Thursday Sep 28, 2023 7:00 pm
Performing with his full band.
Kristian Matsson has never remained in one place for very long. Having spent much of the last decade touring around the world as The Tallest Man on Earth, Matsson has captivated audiences using, as The New York Times describes, “every inch of his long guitar cord to roam the stage: darting around, crouching, stretching, hip-twitching, perching briefly and jittering away…Mr. Matsson is a guitar-slinger rooted in folk, and his songs are troubadour ballads at heart.”

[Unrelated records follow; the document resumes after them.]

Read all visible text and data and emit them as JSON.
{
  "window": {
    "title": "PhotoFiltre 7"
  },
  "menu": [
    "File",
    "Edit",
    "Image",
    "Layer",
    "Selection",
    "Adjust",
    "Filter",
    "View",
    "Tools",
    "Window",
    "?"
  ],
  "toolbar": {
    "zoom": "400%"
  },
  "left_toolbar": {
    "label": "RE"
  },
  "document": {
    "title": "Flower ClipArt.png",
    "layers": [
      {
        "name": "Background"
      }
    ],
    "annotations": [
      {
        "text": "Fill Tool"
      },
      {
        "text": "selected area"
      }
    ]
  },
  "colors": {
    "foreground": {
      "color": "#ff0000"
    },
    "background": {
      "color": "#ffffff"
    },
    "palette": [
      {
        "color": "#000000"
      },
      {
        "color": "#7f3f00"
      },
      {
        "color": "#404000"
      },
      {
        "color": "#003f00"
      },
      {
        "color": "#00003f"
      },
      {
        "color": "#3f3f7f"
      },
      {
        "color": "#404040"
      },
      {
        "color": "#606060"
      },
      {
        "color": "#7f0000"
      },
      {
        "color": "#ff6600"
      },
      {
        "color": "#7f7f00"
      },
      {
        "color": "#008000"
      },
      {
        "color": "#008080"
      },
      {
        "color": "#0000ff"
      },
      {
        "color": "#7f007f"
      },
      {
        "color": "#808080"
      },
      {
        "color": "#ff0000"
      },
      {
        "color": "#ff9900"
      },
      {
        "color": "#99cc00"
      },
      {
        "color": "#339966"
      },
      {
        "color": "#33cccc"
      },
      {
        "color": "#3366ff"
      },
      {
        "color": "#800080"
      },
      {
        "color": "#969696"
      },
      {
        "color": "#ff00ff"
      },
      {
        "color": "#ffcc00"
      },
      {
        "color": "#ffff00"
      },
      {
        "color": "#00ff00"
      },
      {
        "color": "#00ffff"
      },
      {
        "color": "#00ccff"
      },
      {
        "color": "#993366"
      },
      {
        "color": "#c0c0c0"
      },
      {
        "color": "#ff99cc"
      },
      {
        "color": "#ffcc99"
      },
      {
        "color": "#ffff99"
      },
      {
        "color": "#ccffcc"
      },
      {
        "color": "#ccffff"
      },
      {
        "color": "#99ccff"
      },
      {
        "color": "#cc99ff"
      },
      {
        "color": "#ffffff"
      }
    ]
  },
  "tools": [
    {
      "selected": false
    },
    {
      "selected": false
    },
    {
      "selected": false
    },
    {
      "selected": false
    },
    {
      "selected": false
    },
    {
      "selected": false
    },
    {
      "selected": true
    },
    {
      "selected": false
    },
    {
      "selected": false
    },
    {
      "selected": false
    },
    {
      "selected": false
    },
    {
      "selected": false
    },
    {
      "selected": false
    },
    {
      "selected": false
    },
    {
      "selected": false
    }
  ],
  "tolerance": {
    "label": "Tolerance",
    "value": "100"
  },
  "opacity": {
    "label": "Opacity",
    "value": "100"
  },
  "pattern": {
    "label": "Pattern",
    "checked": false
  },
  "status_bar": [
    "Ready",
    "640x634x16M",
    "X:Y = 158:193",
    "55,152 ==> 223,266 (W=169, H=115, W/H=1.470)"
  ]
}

Then came 2020, when Matsson left New York City and returned to his farm in Sweden. There, during that quiet, dreary time of isolation, he drowned out his thoughts by manically growing vegetables in his garden. When he tried writing again, during those many months of collective forced solitude, “I just found myself commenting on the darkness,” Matsson says. “I lost my imagination.” Playing live, music and inspiration returned near the end of 2021, and his produce became less of a priority. “When I’m in motion, I can focus on my instinct, have my daydreams again. When I was finally able to tour again, I started writing like a madman.”
Now, Matsson returns as The Tallest Man on Earth with Henry St., his sixth studio album following 2012’s There’s No Leaving Now, full of “vivid imagery, clever turns-of-phrase, and devastating, world-weary observations” (Under The Radar) and 2015’s Dark Bird Is A Home, his “most personal record… surreal and dreamlike” (Pitchfork). Henry St. notably marks the first time he recorded an album in a band setting – longing for the energy that’s only released when creating together with others, Matsson invited his friends to come and play.
Nick Sanborn (of Sylvan Esso) produced Henry St., which includes contributions from Ryan Gustafson (of The Dead Tongues) on guitar, lap steel and ukulele, TJ Maiani on drums, CJ Camerieri (of Bon Iver) on trumpet and French horn, Phil Cook on piano and organ, Rob Moose (of Bon Iver, yMusic) on strings and Adam Schatz on saxophone. “They opened everything up, and understood what the songs that I’d written needed: sounds that I couldn’t ever have thought of or created myself. We recorded so many of the songs live in the studio, playing, having fun and being really open with each other.”
An overarching theme of Henry St., he says, is “how to be a person in this world.”
With Special Guest Dead Horses.
GENERAL ADMISSION | $35 Advance / $45 Day of Show
ALL TICKET SALES ARE FINAL. NO REFUNDS. NO EXCHANGES. TICKET PRICES SUBJECT TO CHANGE.